However, you should consider a few things before giving away your car lease to someone else. Remember that the seller is liable for damages and missing payments on the leased vehicle even after the lease transfer. Hence, the leasing company analyzes the credit score of the buyer to determine if they will hold their end of the bargain. You may have difficulty in transferring a car lease to out-of-state buyers since many automakers restrict car lease transfers to one state only.

Transferring a car lease can take from as little time as one week to a couple of weeks.

Why choose Quitalease for transferring your car lease?

Getting rid of a lease is not easy. It involves paying hefty fines and penalties to the leasing company and sorting through a ton of paperwork. With Quitalease, you can transfer the lease without having to go through all the hassle. Quitalease helps sellers find buyers for a smooth lease takeover. The process of finding a buyer on your own is hard. Hence, Quitalease provides a platform to buyers and sellers of lease from all over the country. Moreover, you can find lease buyers and sellers from your area.

How to transfer a car lease on Quitalease?

With Quitalease, you can transfer a car lease in four easy steps:

Step 1: Sign up on Quitalease and post an Ad. For maximum outreach, you should provide details about your vehicles.

Step 2: Once the ad is up, you will receive messages from potential buyers. You can contact them through Quitalease and negotiate a deal.

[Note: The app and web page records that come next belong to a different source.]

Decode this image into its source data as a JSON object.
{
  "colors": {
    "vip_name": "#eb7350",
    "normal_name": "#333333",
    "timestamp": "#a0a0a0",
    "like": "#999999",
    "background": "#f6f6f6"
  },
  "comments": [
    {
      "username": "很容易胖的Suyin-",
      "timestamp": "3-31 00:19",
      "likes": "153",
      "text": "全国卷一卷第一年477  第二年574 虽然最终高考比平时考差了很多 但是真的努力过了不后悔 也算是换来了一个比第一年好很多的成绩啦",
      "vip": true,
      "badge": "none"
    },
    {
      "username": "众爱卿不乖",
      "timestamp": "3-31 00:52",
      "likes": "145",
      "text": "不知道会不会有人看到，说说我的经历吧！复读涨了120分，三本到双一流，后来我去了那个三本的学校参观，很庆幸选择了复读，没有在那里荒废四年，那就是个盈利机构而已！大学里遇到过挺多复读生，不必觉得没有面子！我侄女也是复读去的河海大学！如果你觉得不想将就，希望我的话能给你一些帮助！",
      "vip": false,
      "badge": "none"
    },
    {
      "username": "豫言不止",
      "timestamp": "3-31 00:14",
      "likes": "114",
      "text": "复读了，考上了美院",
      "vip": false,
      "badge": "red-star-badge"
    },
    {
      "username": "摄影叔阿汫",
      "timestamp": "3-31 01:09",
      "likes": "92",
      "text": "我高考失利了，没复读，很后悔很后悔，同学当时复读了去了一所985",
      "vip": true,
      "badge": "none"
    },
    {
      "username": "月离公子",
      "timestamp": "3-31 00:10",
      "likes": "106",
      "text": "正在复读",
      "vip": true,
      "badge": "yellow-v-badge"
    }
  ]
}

Step 3: The lease buyer must submit a credit score report with the leasing company to initiate the lease transfer process. The leasing company will accept the application of the buyer to transfer the lease. After the leasing company approves the application, the lease transfer process begins.

Step 4: After signing the lease transfer papers, the lease transfers to the buyer. The buyer is now responsible for the leased car.

When getting rid of a lease, the lessee has many options. As we have seen, not all options are the best. Most of these require the lessee to pay huge fees that a person who is already looking to get out of the lease cannot afford. Moreover, ending a lease is tiring, especially if you are not familiar with the process. However, with lease transfer, half of your problems vanish. Apart from a few payments to the leasing company, the cost of lease transfer is an inexpensive option. In addition to this, the process of lease transfer only takes a couple of weeks. With Quitalease, this process simplifies even more, since you have access to a market for your car.